SOURCE RECORDS:
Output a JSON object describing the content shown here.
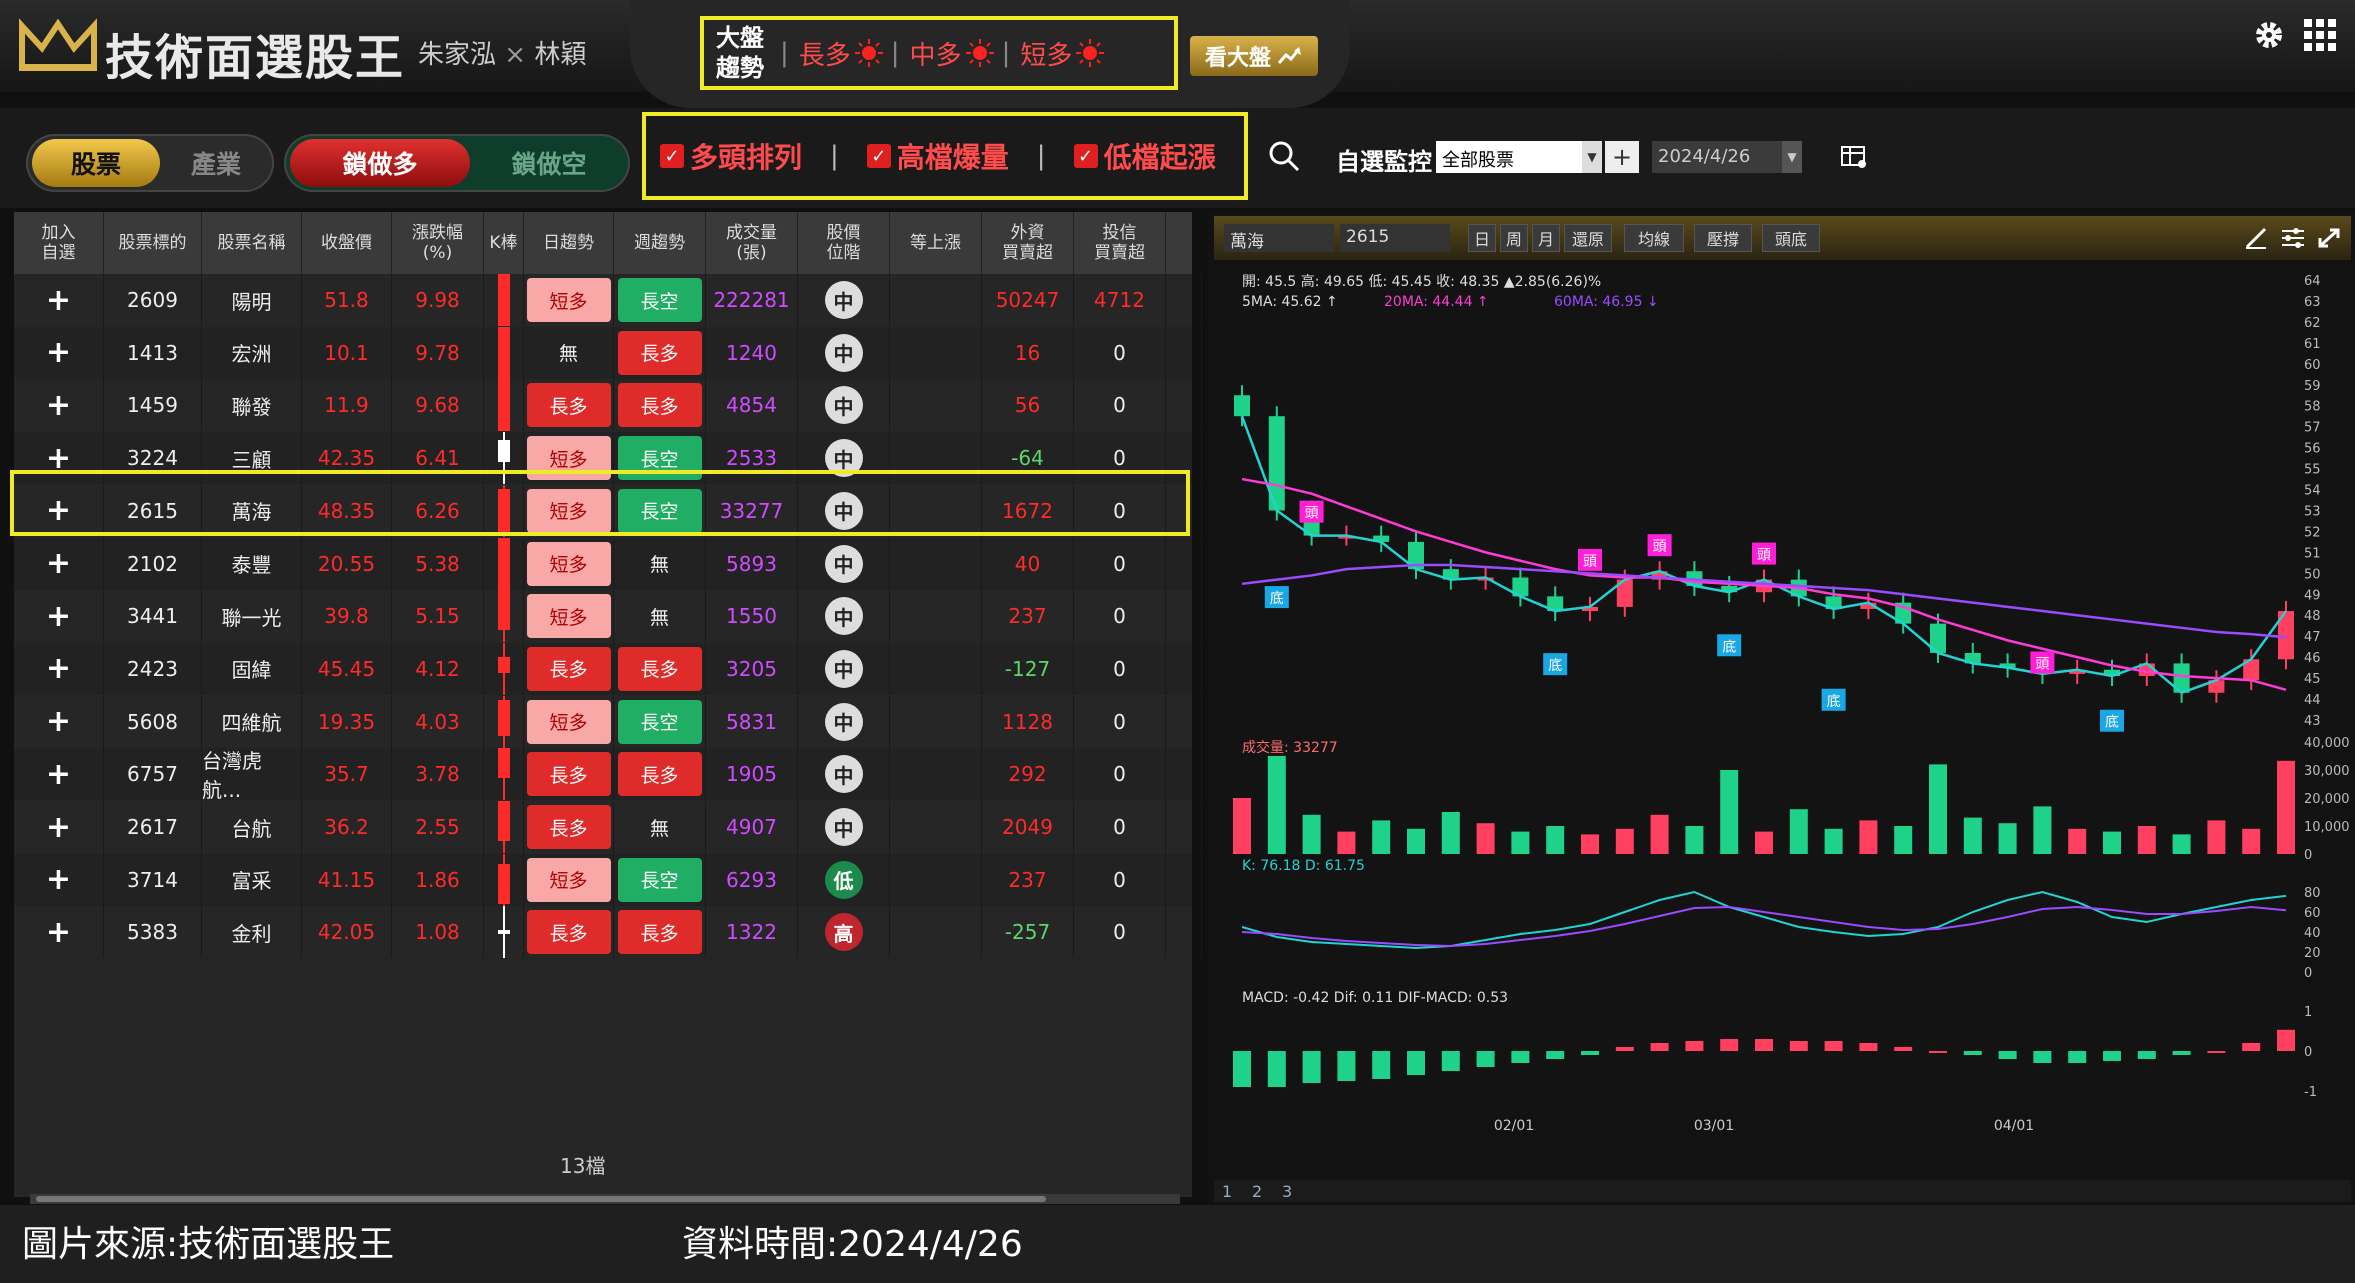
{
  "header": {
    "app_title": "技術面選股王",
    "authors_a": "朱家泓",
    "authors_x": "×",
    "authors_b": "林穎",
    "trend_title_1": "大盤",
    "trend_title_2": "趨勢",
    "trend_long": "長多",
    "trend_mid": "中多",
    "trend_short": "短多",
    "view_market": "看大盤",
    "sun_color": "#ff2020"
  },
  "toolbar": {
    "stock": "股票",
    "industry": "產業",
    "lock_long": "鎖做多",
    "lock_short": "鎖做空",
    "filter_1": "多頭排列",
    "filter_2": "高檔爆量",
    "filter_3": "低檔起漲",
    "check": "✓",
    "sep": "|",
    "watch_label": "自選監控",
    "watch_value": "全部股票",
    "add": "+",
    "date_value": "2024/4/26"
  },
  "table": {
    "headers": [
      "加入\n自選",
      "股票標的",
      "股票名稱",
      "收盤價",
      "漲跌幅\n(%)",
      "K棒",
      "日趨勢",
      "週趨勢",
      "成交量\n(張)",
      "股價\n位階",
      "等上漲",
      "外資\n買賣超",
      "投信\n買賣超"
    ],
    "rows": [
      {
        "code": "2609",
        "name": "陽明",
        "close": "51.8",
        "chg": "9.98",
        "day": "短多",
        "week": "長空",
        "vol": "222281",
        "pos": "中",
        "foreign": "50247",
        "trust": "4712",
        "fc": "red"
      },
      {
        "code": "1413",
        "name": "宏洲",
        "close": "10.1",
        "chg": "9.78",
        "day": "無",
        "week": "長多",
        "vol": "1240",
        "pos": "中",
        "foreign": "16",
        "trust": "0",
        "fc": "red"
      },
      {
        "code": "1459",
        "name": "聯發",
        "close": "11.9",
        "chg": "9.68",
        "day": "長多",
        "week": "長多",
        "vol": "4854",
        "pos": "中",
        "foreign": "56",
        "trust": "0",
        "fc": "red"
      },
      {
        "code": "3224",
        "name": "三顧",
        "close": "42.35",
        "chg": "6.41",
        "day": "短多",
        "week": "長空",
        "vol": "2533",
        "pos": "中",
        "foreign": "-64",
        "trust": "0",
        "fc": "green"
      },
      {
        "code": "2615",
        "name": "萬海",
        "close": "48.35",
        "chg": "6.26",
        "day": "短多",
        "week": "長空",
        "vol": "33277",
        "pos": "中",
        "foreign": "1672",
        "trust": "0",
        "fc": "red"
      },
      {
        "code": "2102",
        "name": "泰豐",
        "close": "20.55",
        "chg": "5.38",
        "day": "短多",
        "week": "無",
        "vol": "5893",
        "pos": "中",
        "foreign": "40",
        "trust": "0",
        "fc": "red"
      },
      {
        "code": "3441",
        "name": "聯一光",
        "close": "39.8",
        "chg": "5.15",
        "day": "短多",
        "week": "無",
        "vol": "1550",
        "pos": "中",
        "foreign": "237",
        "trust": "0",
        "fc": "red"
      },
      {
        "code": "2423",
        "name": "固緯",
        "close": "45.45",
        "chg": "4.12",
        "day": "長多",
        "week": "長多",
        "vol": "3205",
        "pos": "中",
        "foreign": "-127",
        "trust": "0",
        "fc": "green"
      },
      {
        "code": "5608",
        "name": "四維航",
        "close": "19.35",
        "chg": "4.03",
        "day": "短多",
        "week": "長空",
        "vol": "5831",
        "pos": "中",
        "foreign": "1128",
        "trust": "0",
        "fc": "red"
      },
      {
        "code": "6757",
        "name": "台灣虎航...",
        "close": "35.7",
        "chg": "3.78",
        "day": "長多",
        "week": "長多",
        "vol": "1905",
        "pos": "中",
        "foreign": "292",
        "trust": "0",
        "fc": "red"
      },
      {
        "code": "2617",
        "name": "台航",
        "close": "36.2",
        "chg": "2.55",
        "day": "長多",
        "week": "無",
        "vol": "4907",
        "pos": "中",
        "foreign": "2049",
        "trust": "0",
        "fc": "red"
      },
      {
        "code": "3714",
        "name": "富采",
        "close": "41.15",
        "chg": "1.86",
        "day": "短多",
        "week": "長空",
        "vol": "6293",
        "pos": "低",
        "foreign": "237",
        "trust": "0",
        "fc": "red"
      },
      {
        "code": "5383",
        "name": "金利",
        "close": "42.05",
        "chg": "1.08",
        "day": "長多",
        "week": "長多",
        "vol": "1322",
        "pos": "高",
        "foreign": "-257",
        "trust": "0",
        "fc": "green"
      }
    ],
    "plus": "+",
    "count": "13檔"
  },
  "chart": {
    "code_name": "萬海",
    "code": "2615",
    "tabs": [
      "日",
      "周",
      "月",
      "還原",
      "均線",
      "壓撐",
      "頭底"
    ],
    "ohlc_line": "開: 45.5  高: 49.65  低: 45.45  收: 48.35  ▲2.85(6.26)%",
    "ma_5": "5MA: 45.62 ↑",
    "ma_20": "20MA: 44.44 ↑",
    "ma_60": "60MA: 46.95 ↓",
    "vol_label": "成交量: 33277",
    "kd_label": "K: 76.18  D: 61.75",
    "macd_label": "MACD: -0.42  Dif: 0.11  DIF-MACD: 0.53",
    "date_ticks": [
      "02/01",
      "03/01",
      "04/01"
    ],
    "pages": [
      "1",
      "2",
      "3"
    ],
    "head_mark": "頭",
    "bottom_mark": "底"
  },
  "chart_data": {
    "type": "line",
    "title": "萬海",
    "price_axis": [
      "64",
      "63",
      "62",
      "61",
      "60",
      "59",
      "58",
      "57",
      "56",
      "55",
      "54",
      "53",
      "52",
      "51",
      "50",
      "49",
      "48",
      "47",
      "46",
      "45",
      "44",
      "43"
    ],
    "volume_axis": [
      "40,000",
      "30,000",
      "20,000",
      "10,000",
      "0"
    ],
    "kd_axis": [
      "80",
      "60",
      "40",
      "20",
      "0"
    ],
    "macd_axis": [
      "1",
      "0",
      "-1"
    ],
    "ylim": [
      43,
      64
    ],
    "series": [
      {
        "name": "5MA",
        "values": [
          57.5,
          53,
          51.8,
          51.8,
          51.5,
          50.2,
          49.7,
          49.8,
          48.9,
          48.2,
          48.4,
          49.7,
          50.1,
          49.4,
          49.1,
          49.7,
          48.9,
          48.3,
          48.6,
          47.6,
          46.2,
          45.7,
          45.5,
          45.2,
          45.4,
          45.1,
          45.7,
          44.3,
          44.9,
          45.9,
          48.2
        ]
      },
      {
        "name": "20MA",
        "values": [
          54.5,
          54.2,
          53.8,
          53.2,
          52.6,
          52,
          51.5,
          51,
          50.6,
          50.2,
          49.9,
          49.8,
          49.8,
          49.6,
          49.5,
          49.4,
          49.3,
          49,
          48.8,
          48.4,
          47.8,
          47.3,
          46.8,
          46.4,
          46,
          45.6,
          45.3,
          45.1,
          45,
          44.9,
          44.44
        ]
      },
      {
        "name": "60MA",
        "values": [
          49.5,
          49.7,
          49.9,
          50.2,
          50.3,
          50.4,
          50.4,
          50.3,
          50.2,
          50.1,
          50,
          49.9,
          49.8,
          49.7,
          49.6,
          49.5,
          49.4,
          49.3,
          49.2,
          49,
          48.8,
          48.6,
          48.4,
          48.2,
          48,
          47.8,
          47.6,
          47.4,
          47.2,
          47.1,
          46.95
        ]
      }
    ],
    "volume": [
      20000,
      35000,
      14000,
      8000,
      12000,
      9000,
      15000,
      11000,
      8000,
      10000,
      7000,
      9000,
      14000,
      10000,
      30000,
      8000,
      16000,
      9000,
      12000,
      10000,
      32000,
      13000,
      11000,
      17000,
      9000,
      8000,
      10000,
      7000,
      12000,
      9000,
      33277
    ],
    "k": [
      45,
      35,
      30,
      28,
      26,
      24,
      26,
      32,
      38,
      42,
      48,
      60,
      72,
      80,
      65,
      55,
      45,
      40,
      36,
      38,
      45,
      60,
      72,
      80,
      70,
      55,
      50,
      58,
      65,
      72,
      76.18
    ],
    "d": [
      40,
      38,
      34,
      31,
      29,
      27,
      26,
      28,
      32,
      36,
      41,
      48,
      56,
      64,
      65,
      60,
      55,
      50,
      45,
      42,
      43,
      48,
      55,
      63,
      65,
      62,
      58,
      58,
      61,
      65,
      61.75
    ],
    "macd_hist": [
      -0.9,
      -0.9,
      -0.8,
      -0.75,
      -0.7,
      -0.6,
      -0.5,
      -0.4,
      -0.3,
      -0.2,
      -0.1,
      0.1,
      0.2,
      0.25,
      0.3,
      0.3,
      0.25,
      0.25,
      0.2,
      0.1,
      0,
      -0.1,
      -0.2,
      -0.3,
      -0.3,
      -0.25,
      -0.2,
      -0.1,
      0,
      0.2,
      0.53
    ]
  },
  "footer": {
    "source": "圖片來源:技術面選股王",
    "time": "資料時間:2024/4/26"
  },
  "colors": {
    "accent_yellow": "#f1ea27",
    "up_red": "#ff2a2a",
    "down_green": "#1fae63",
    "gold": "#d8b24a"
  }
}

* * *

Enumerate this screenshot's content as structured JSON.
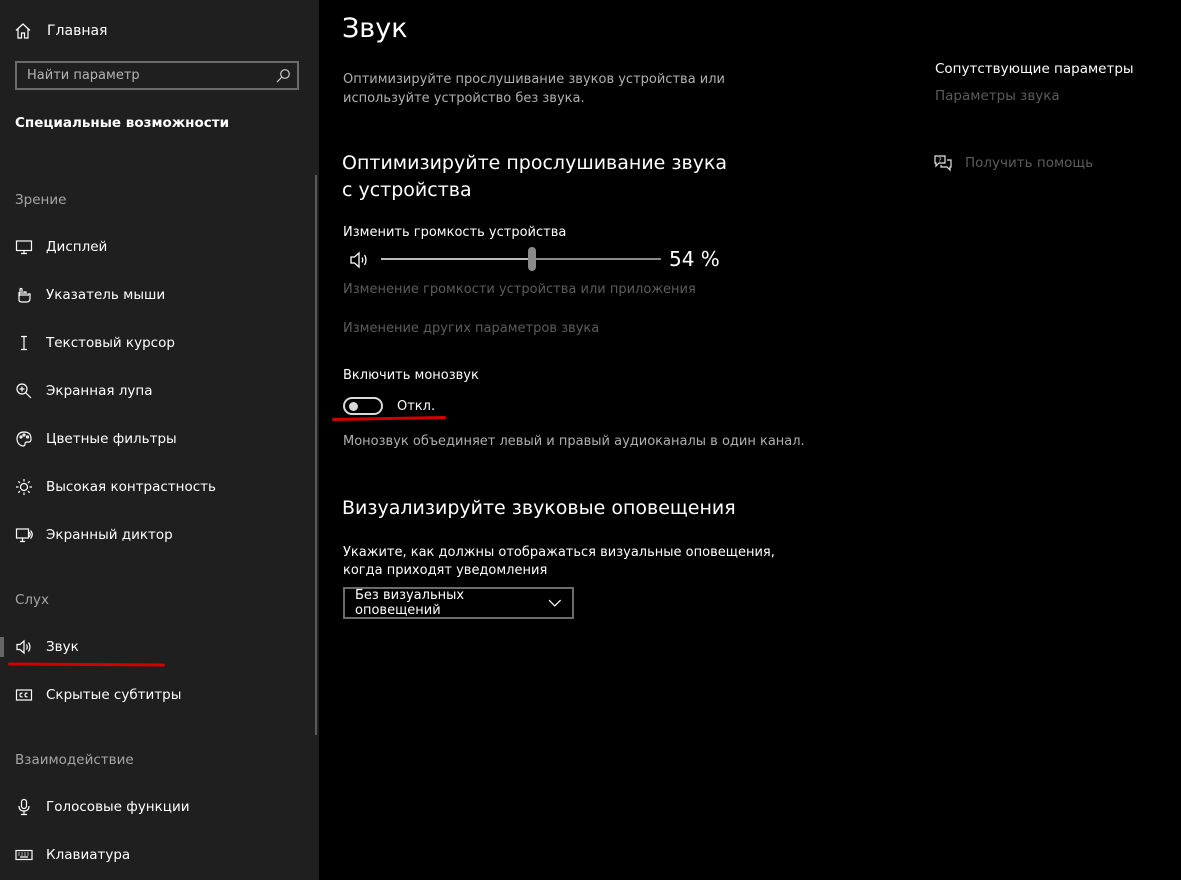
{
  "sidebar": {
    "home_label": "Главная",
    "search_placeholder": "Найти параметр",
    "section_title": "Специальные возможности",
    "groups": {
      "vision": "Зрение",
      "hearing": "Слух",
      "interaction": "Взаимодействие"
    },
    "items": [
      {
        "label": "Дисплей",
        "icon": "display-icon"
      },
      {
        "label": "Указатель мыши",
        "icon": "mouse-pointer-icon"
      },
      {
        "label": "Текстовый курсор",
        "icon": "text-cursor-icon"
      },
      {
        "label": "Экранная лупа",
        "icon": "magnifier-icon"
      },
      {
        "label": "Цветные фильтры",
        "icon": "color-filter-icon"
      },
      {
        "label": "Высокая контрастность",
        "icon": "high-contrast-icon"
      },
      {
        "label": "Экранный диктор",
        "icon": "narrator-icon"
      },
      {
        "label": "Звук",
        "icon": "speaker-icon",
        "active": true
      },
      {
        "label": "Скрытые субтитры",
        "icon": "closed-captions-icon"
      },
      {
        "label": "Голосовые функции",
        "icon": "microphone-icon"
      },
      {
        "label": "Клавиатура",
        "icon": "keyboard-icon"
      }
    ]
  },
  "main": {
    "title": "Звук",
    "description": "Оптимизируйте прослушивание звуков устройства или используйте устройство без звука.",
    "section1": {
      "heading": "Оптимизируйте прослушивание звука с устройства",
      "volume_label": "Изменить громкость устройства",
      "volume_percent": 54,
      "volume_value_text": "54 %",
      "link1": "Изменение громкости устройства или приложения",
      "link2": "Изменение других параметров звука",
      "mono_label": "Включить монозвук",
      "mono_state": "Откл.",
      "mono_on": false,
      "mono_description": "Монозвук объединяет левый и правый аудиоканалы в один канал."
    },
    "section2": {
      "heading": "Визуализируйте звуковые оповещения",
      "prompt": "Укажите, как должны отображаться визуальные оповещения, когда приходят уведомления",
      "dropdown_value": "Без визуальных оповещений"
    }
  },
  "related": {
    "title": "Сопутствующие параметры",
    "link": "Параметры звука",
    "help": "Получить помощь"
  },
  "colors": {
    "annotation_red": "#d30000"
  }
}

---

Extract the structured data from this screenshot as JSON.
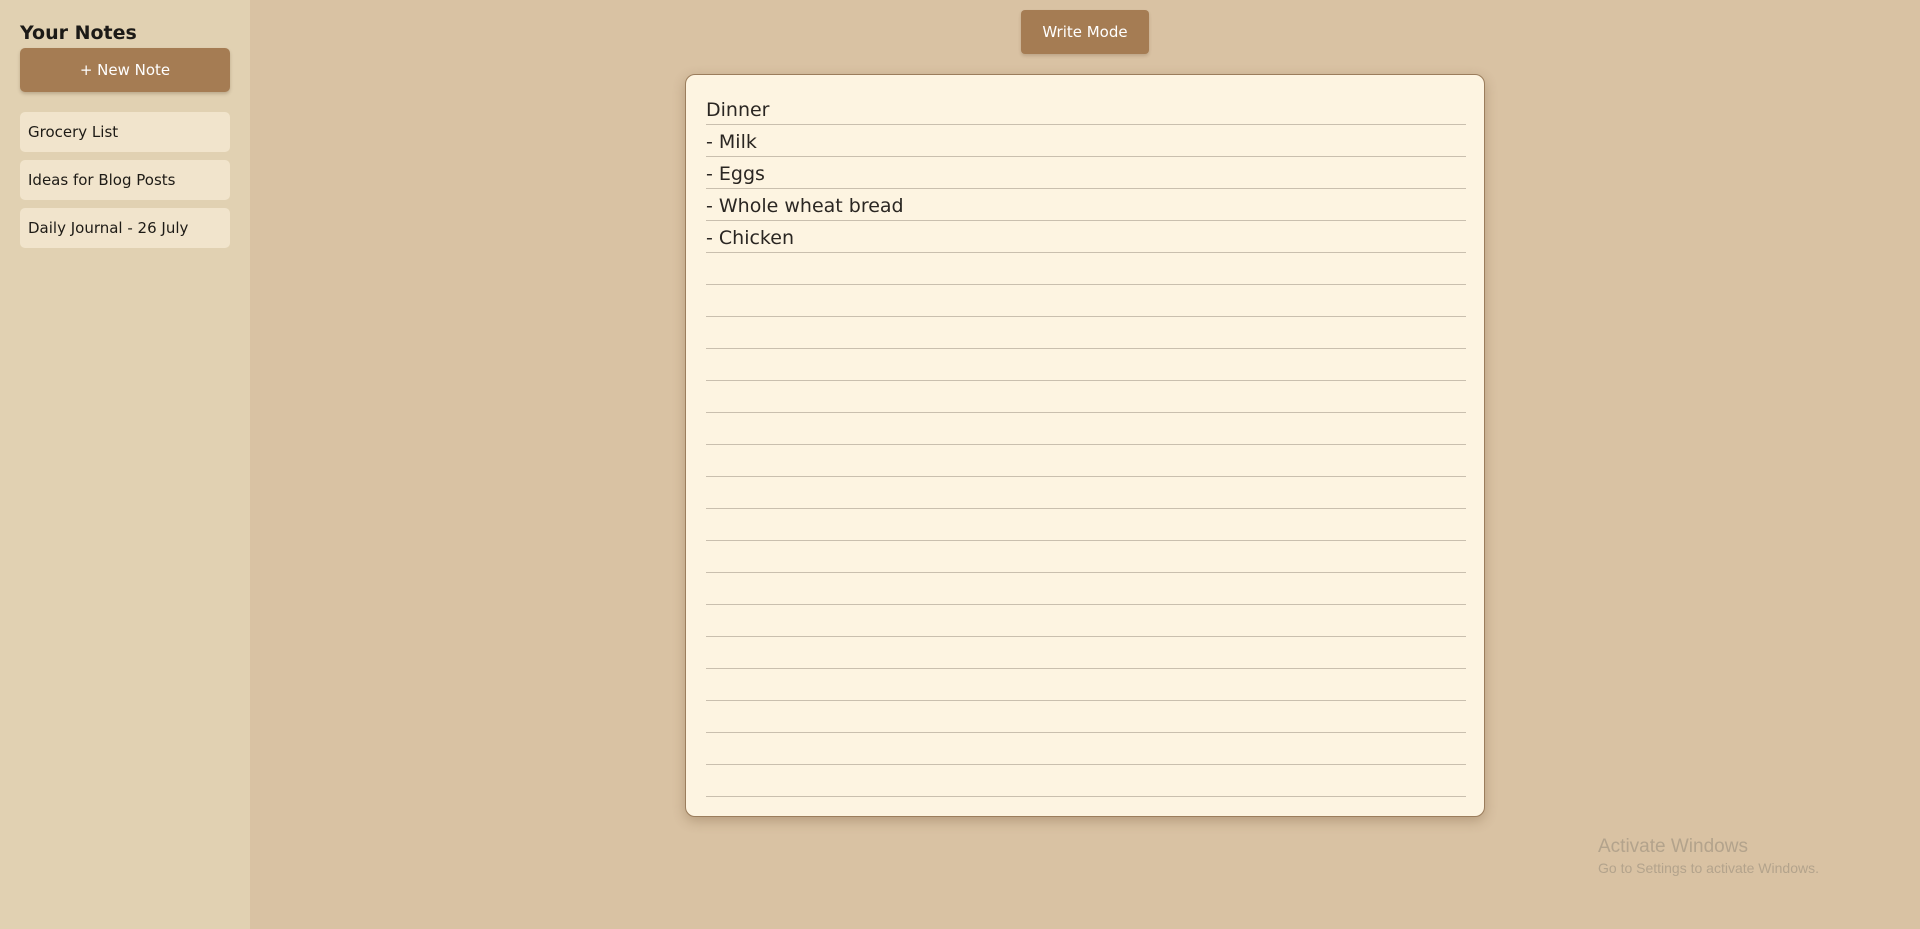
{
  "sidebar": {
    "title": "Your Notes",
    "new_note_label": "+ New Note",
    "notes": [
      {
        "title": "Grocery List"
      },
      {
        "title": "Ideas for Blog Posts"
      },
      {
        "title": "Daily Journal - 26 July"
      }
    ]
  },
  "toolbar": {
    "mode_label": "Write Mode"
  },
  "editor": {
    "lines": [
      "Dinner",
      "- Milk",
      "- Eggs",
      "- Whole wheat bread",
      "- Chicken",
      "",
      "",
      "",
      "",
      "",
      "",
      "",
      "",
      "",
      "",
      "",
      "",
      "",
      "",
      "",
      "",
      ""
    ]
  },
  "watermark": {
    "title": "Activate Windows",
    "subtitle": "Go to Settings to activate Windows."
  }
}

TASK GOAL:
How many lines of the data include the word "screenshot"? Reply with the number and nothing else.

YOUR RESPONSE:
2